++++ Records to process ++++

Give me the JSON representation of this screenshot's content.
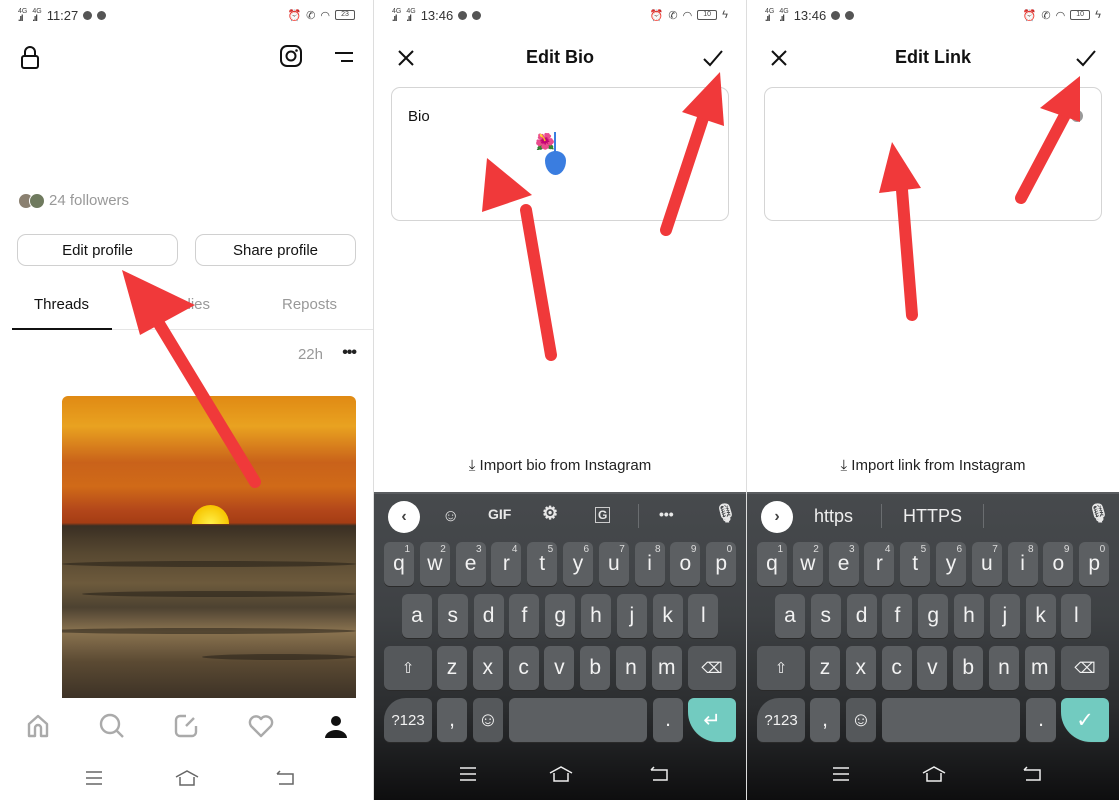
{
  "panels": {
    "profile": {
      "status": {
        "time": "11:27",
        "battery": "23"
      },
      "followers_text": "24 followers",
      "buttons": {
        "edit_profile": "Edit profile",
        "share_profile": "Share profile"
      },
      "tabs": [
        {
          "label": "Threads",
          "active": true
        },
        {
          "label": "Replies",
          "active": false
        },
        {
          "label": "Reposts",
          "active": false
        }
      ],
      "post": {
        "time": "22h",
        "more": "•••"
      },
      "bottom_nav": [
        "home",
        "search",
        "compose",
        "activity",
        "profile"
      ]
    },
    "edit_bio": {
      "status": {
        "time": "13:46",
        "battery": "10"
      },
      "title": "Edit Bio",
      "field_label": "Bio",
      "field_value": "🌺",
      "import_label": "Import bio from Instagram",
      "toolbar": {
        "gif": "GIF"
      }
    },
    "edit_link": {
      "status": {
        "time": "13:46",
        "battery": "10"
      },
      "title": "Edit Link",
      "field_value": "",
      "import_label": "Import link from Instagram",
      "suggestions": [
        "https",
        "HTTPS"
      ]
    }
  },
  "keyboard": {
    "row1": [
      {
        "k": "q",
        "n": "1"
      },
      {
        "k": "w",
        "n": "2"
      },
      {
        "k": "e",
        "n": "3"
      },
      {
        "k": "r",
        "n": "4"
      },
      {
        "k": "t",
        "n": "5"
      },
      {
        "k": "y",
        "n": "6"
      },
      {
        "k": "u",
        "n": "7"
      },
      {
        "k": "i",
        "n": "8"
      },
      {
        "k": "o",
        "n": "9"
      },
      {
        "k": "p",
        "n": "0"
      }
    ],
    "row2": [
      "a",
      "s",
      "d",
      "f",
      "g",
      "h",
      "j",
      "k",
      "l"
    ],
    "row3": [
      "z",
      "x",
      "c",
      "v",
      "b",
      "n",
      "m"
    ],
    "symbols_label": "?123",
    "comma": ",",
    "period": "."
  },
  "colors": {
    "arrow": "#f0393a",
    "enter_key": "#72cbc0",
    "cursor": "#3a7de0"
  }
}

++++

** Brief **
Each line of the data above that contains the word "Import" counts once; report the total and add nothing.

** Written response **
2